After graduating from CSU in 2013 with a bachelor’s degree in political science, 1st Lieutenant Aaron Olsen is considered a jack-of-all-trades. Since hearing Hadlock’s presentation, Olsen has gone on to join her as an Army pilot in the Aviation branch of the Army. Qualifying to join the Army Aviation branch is not an easy feat, requiring aviators to exemplify extraordinary physical and mental capabilities.

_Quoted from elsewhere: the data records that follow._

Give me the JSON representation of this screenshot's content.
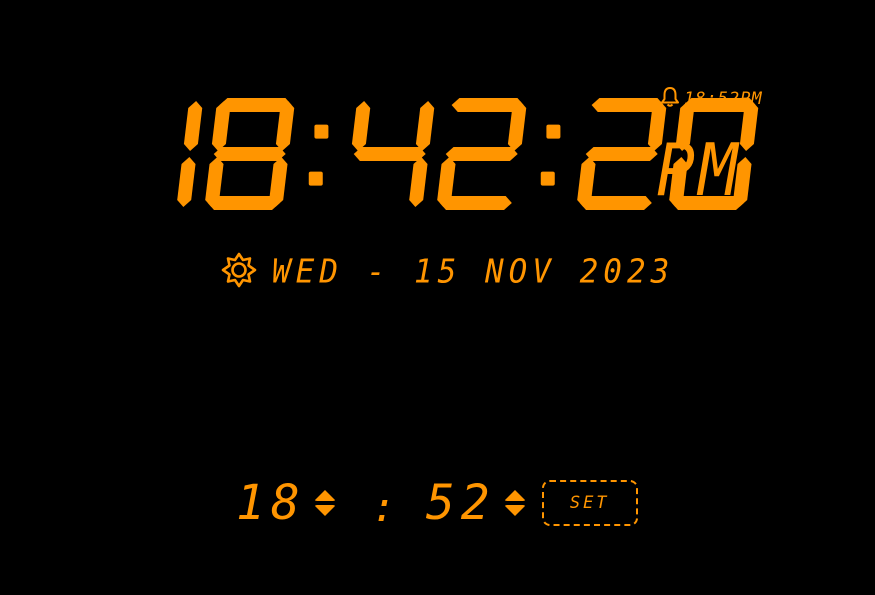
{
  "clock": {
    "hours": "18",
    "minutes": "42",
    "seconds": "20",
    "ampm": "PM",
    "digit_color": "#ff9500",
    "background_color": "#000000"
  },
  "alarm_indicator": {
    "icon": "bell-icon",
    "time": "18:52PM"
  },
  "date": {
    "icon": "sun-icon",
    "text": "WED - 15 NOV 2023"
  },
  "alarm_setter": {
    "hour": "18",
    "separator": ":",
    "minute": "52",
    "set_label": "SET",
    "stepper_icons": [
      "chevron-up-icon",
      "chevron-down-icon"
    ]
  }
}
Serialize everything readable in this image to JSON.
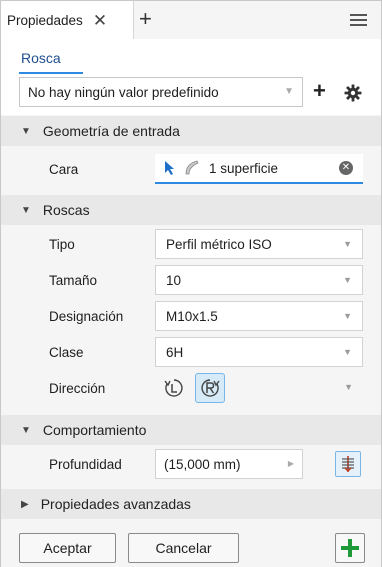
{
  "tab": {
    "label": "Propiedades",
    "close": "✕",
    "add": "+"
  },
  "preset": {
    "link": "Rosca",
    "selected": "No hay ningún valor predefinido",
    "add": "+"
  },
  "sections": {
    "input_geometry": {
      "title": "Geometría de entrada",
      "face_label": "Cara",
      "face_value": "1 superficie"
    },
    "threads": {
      "title": "Roscas",
      "type_label": "Tipo",
      "type_value": "Perfil métrico ISO",
      "size_label": "Tamaño",
      "size_value": "10",
      "designation_label": "Designación",
      "designation_value": "M10x1.5",
      "class_label": "Clase",
      "class_value": "6H",
      "direction_label": "Dirección"
    },
    "behavior": {
      "title": "Comportamiento",
      "depth_label": "Profundidad",
      "depth_value": "(15,000 mm)"
    },
    "advanced": {
      "title": "Propiedades avanzadas"
    }
  },
  "footer": {
    "accept": "Aceptar",
    "cancel": "Cancelar"
  },
  "colors": {
    "accent": "#2d8ae0",
    "apply_green": "#1f9a3a",
    "link": "#1f4f8f"
  },
  "icons": [
    "hamburger-menu-icon",
    "gear-icon",
    "select-arrow-icon",
    "face-selection-icon",
    "clear-icon",
    "left-hand-thread-icon",
    "right-hand-thread-icon",
    "depth-flip-icon",
    "apply-plus-icon"
  ]
}
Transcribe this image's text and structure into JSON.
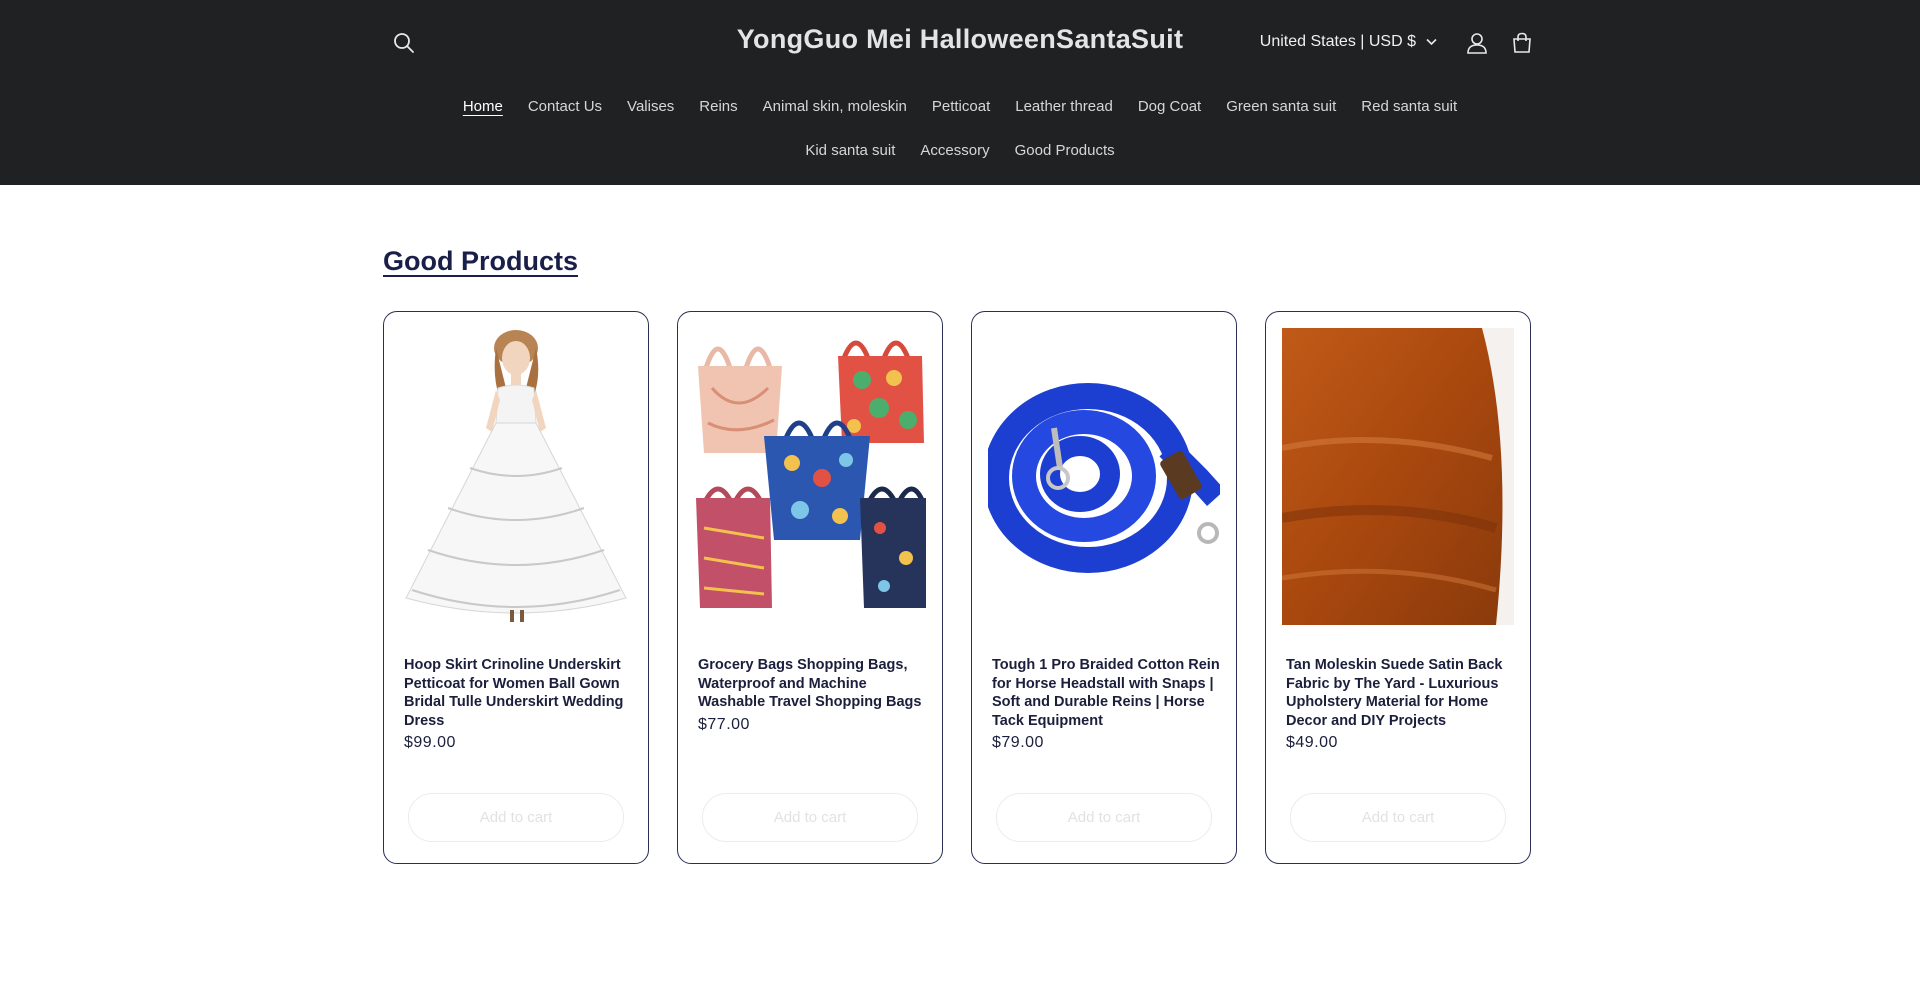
{
  "header": {
    "brand": "YongGuo Mei HalloweenSantaSuit",
    "locale": "United States | USD $"
  },
  "nav": {
    "row1": [
      "Home",
      "Contact Us",
      "Valises",
      "Reins",
      "Animal skin, moleskin",
      "Petticoat",
      "Leather thread",
      "Dog Coat",
      "Green santa suit",
      "Red santa suit"
    ],
    "row2": [
      "Kid santa suit",
      "Accessory",
      "Good Products"
    ]
  },
  "section": {
    "title": "Good Products"
  },
  "products": [
    {
      "title": "Hoop Skirt Crinoline Underskirt Petticoat for Women Ball Gown Bridal Tulle Underskirt Wedding Dress",
      "price": "$99.00",
      "button": "Add to cart"
    },
    {
      "title": "Grocery Bags Shopping Bags, Waterproof and Machine Washable Travel Shopping Bags",
      "price": "$77.00",
      "button": "Add to cart"
    },
    {
      "title": "Tough 1 Pro Braided Cotton Rein for Horse Headstall with Snaps | Soft and Durable Reins | Horse Tack Equipment",
      "price": "$79.00",
      "button": "Add to cart"
    },
    {
      "title": "Tan Moleskin Suede Satin Back Fabric by The Yard - Luxurious Upholstery Material for Home Decor and DIY Projects",
      "price": "$49.00",
      "button": "Add to cart"
    }
  ],
  "colors": {
    "header_bg": "#202123",
    "accent": "#1a1f4a"
  }
}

Most aviators learn to fly helicopters, but Hadlock and Olsen continued on in their training to be able to fly Guardrail Common Sensor aircrafts (RC-12) which only 1% of Army pilots are trained to fly.

Hadlock and Olsen first met in Fort Hood, Texas, four years after Hadlock had spoken with Olsen’s class about Army Aviation, where they would soon learn of their common connection through CSU. “I was looking out that evening over an audience of faces,” says Hadlock about her speech for the ROTC cadets. “I could not pick him (Olsen) out of a crowd that night.”

Since then, they’ve been stationed together in Afghanistan providing intel to ground forces while flying through some of the most dangerous airspace in the world. Hadlock describes flying through the snow-capped Hindu mountains as a beautiful, but dangerous experience when you’re sharing the skies with commercial aircraft, Air Force fighters, and helicopters.

They may both fly the same planes, but Hadlock and Olsen differ in the reasons why they came to CSU. Hadlock remembers choosing CSU as the school for her graduate degree in 2006 when reading an edition of Forbes magazine that listed Fort Collins as one of the top 50 places to live in the United States. Olsen, a Colorado native, grew up in Loveland and was privy to being near CSU for his entire life. He decided on CSU after being unable to attend the United States Military Academy. Olsen credits the Honors program at CSU being the driving force behind his decision to join the ROTC program on campus and later on the Army.

Hadlock appreciates the diverse community CSU has to offer. “Everything about the military is uniform,” says Hadlock.  She remembers walking from class to class and seeing people standing in the plaza unabashedly yelling their opinions for anyone to hear. She also describes CSU as being one of the top-ranked universities in the country for student veterans. Olsen, although having grown up 30 minutes away from Fort Collins, still loves the bustling college town and remembers the Oval being his favorite spot on campus.

These two alumni continue to serve their country overseas in Bagram, Afghanistan. Both show their Ram pride by boasting about the University that brought them together in the unlikeliest of places.